At its last rate-setting meeting, the Committee unanimously supported the Governor’s proposal to keep the policy rate unchanged. Members agreed, however, that there were grounds both for keeping interest rates unchanged and for raising them. The main argument in favour of a rate increase discussed at the meeting centred on the benefits of responding swiftly with a rate hike, as the most recent national accounts data suggested even stronger domestic demand than that MPC had thought existed at the previous meeting. Furthermore, long-term inflation expectations are still well above target and have affected very little by positive developments in inflation.
The main argument for unchanged interest rates was that the effects of the rise in the Bank’s real rate had still not emerged in full. In this context, for instance, the long-term real rate in the bond market has risen since the June decision date. It was also pointed out that the level of the Bank’s neutral real rate was still uncertain, in addition to the uncertainty about the size of the output slack and the speed at which it was vanishing. And as is mentioned above, GDP growth figures for Q1 could also indicate that growth for the year as a whole would turn out somewhat weaker than according to the May forecast.
Rate hike probable in 2015
Like the CBI, we expect GDP growth to be strong enough in the near future to generate an output gap. In addition, inflation will pick up as 2015 progresses. Both of these factors are grounds for a policy rate hike.
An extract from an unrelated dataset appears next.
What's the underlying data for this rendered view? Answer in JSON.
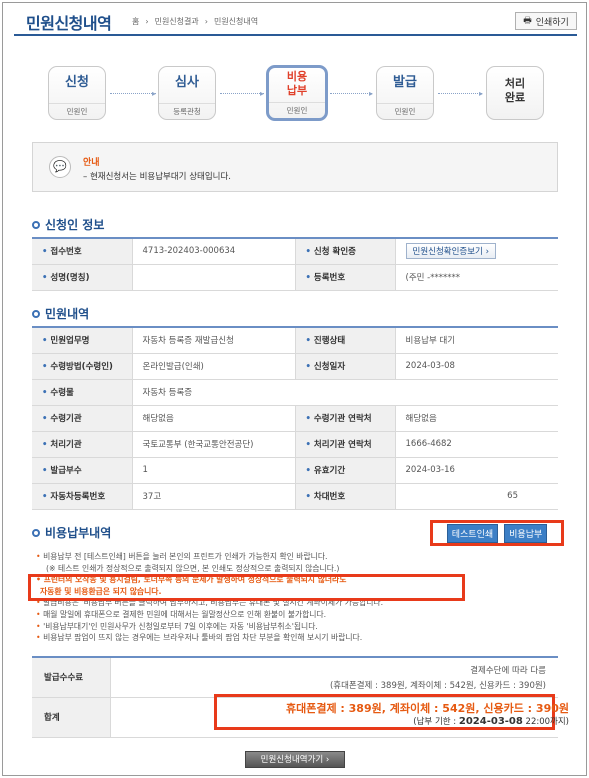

We expect the MPC to decide to keep the policy rate unchanged until next year, but we still anticipate a nominal monetary tightening phase beginning early in 2015, with three rate hikes totalling 0.75 percentage points over the course of the year, bringing the policy rate to 6.75% by year-end 2015. We then expect one 0.25-point increase in 2016.
ISK exchange rate the greatest uncertainty factor
The future path of the exchange rate is difficult to predict, in view of Iceland’s balance of payments problem, uncertainty about the settlement of the failed banks’ estates, and the anticipated liberalisation of the capital controls. It can be said that this is the most salient uncertainty in our long-term policy rate forecast – and our inflation forecasts as well. Our policy rate forecast is based on the assumption that the capital controls will be eased during the forecast horizon in such a way as to avoid destabilising the foreign exchange market. The forecast therefore assumes as well that the ISK will remain close to its current level throughout the horizon. It is conceivable that some steps will be taken to lift the capital controls during the forecast horizon, as the Government has proposed. If the steps taken are large, it can be assumed that they will call for a monetary policy response in the form of a higher nominal policy rate and a wider interest rate spread in order to protect the exchange rate. If this does happen, the policy rate will rise more than we have projected during the forecast horizon.